Tarboro Police Chief Damion Williams said one of three businesses went beyond the deadline. An officer went back to the business and issued a final warning.

"We had only one problem," Williams said. "We went back (to that business) and issued another warning. We told them that was the last warning. If we go back, the employee and the owner will be arrested."

In Edgecombe two cafes continue its operation. Edgecombe County Sheriff James Knight explained that county ordinances that are different from those in the city, have not allowed his department to enforce the rules

"We are reviewing the statutes and definitions to see what are clear violations," Knight said. "Then we will begin the investigations into the machines for violations. We must define the violations and investigate the cages and machines to determine the violations. Then we will meet with the District Attorney’s office to review our finding prior to charging and seizing the machines."

Internet Cafe owners across the state have said they will appeal the ruling. As of Wednesday no appeal has not be filed.

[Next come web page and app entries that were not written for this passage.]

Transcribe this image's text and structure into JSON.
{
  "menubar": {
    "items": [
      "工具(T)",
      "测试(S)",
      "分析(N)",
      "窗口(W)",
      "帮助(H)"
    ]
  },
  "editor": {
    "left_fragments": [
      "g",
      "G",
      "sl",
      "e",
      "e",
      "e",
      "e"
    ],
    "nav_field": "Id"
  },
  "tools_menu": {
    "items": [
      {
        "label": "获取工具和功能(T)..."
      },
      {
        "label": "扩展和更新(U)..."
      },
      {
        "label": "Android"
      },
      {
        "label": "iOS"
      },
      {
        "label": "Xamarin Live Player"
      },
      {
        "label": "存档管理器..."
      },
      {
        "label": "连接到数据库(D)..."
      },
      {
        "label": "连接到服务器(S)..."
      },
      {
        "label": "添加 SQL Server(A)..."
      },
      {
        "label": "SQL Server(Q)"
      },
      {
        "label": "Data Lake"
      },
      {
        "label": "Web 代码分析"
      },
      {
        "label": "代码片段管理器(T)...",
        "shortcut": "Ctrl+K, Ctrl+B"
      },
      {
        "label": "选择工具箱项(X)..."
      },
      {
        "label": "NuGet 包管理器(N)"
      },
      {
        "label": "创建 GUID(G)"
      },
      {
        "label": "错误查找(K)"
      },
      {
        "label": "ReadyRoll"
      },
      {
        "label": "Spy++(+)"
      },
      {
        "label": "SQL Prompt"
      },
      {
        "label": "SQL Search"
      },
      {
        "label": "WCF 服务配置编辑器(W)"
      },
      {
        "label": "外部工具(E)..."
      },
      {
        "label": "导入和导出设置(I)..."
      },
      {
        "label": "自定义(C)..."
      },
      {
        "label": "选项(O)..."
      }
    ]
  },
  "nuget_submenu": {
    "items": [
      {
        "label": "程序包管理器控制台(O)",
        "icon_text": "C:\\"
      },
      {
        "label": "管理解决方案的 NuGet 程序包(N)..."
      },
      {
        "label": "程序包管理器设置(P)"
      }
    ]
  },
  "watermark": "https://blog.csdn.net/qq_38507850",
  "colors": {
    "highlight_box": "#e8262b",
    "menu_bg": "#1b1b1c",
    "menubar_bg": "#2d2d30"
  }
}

Since the state outlawed video poker machine six years ago, Internet cafes have become popular statewide. There are at least eight in Edgecombe County including the Tarboro businesses.

The state court ruled in two cases in which amusement machine and other companies sought to overturn a 2010 law banning sweepstakes machines as a form of gambling. The high court said the law was a constitutional effort to close a loophole since the state outlawed video poker machines in 2007.  

The decision reverses a March ruling by the state Court of Appeals, which said the move to outlaw the games was written too broadly and was unconstitutional.

In a story published by the Associated Press, State Attorney General Roy Cooper said he doesn’t anticipate widespread Internet cafe raids across the state.